The Centers for Disease Control and Prevention is requiring cruise lines to point out they need strict infection prevention measures in situ before they will begin operating again, and lots have canceled cruises through the top of February or later. Once they do set sail, passengers can expect mandatory pre-travel testing for COVID 19, much conspicuous disinfection and clean onboard, and therefore the touting of the latest ventilation systems meant to stop the coronavirus from spreading. Like airlines, some cruise lines are considering whether or not they can require passengers to supply proof of vaccination. "Lawyers are watching it as we speak," the CEO of Norwegian Cruise Lines Holdings told Travel Weekly recently.
5. The good outdoors will attract crowds
With the stress on social distancing continuing into 2021, travelers will want their trips to incorporate outdoor activities, says Guggenheim. He notes that in the pandemic, many Americans splurged on equipment like boats, RVs, bikes, and camping gear, making "an investment into those activities." Henderson says that by the top of last summer, national parks had again become popular destinations for travelers looking forward to the adventure. "I think it's getting to be pretty crowded in national parks for the foreseeable future," he says. Outdoor picnics with good old sandwich baskets seem like a plan then!
6. You might have to wear masks through summer
"We still have a way to travel before we just open everything and everybody walks around with no covering on their faces," says June McKoy, M.D., a professor of drugs at Northwestern University's Feinberg School of drugs. While there has been speculation that folks who are immunized against COVID 19 will start rushing to require "vaccinations," McKoy urges eager travelers to twiddle my thumbs. "Hang in there and wait" until it's safe, she says. "Take all the security measures that we talked about when the pandemic broke, and confirm that you simply protect yourself and your family."
7. Pack the essentials!

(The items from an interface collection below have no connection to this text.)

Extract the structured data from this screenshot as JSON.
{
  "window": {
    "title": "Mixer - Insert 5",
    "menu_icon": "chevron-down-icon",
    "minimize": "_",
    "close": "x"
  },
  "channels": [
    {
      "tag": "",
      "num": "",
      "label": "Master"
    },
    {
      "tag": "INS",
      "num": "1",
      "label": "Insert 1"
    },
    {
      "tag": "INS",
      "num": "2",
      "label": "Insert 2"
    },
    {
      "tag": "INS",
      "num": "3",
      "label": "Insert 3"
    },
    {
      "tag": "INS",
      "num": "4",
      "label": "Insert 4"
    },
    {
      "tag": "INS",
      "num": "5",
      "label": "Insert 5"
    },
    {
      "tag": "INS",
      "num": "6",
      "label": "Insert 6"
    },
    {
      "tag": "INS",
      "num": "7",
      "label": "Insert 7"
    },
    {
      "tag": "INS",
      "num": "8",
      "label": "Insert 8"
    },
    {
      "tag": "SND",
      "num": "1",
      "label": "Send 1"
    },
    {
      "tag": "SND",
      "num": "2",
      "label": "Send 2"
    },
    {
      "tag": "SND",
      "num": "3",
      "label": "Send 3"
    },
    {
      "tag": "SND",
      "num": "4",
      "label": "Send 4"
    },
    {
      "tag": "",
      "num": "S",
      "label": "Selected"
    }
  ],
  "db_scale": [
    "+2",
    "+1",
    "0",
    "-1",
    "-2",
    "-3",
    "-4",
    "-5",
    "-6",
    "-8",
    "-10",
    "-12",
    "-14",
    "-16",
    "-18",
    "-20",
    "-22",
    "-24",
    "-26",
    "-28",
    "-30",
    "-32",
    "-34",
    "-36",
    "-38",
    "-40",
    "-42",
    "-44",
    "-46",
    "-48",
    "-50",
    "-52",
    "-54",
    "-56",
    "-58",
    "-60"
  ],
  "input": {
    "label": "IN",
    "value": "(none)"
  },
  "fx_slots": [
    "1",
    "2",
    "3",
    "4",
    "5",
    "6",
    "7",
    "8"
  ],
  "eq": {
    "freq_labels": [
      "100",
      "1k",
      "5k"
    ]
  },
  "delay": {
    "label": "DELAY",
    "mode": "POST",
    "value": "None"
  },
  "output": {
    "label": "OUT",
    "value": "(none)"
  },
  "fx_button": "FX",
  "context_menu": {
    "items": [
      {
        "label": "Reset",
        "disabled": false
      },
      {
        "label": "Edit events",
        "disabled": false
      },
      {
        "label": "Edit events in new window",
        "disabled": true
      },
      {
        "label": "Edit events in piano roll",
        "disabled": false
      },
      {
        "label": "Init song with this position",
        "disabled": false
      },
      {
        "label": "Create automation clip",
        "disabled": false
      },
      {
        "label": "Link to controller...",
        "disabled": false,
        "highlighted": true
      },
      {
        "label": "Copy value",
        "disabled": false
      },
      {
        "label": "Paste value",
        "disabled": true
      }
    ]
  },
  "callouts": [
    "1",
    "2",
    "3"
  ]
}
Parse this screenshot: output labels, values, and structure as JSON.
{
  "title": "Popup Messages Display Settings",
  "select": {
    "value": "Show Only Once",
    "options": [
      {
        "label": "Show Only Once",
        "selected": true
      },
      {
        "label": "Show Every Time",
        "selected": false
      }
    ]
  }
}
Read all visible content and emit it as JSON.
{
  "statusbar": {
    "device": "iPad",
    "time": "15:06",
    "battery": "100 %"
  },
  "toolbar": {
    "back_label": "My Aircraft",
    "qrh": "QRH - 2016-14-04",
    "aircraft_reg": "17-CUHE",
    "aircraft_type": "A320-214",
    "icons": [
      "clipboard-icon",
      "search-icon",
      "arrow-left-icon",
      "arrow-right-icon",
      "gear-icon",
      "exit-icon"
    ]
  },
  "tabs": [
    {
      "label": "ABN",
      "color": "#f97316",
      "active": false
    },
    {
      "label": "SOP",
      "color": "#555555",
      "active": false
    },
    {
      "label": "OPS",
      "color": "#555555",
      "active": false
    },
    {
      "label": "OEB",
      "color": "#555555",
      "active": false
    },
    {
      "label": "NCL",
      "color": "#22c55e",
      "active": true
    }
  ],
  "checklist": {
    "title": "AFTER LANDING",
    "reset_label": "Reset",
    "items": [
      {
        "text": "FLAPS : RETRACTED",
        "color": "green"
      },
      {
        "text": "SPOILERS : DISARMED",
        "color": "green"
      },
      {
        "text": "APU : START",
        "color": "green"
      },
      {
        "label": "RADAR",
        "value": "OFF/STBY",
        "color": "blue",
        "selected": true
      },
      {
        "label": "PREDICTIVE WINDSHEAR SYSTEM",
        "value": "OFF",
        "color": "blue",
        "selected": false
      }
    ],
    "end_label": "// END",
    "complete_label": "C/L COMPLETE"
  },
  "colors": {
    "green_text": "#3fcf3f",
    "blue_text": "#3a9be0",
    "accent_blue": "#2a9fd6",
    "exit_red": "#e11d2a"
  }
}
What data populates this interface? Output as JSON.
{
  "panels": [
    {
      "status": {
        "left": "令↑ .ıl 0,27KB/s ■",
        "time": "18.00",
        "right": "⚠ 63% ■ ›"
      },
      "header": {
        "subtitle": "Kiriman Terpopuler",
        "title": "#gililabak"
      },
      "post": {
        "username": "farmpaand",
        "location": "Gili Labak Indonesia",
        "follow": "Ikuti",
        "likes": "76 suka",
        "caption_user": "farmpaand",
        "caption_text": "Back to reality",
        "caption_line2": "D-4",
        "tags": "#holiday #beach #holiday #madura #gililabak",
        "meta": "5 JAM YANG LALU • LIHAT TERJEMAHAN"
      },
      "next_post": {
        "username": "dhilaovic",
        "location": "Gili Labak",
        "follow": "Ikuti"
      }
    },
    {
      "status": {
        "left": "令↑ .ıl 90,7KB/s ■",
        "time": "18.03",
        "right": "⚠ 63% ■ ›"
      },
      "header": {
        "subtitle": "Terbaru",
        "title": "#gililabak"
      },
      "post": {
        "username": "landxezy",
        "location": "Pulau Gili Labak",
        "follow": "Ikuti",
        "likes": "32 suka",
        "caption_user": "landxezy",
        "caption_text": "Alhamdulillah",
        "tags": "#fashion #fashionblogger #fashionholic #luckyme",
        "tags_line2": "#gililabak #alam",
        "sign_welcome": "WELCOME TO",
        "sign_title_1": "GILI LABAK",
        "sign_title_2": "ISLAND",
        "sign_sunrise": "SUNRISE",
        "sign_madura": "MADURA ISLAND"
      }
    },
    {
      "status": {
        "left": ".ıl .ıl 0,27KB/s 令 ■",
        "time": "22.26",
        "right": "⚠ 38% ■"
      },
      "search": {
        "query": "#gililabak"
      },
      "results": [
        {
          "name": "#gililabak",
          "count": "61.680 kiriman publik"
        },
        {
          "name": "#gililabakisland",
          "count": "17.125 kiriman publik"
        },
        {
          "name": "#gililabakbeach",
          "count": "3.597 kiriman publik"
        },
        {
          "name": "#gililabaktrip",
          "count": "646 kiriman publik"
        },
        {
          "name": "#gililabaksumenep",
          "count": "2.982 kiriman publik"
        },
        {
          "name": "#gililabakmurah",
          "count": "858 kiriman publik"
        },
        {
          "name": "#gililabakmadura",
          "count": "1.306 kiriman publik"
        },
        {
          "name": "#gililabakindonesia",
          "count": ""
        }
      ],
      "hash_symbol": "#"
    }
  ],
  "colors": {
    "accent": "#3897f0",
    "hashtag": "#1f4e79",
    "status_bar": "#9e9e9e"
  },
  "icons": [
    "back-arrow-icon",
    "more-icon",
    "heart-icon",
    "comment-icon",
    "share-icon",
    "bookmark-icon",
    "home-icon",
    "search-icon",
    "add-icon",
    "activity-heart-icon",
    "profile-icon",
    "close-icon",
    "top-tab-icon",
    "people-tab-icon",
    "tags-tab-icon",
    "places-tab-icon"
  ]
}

Packing every essential is now more important than ever. Starting from your own hand sanitizer to disinfectant spray, make sure to pack them for you and the safety of your beloved ones. And lastly, don't forget to pack a few Paracetamols and thermometers just in case you start to show any signs of CoronaVirus. Lastly, don't forget to pack a few extra masks!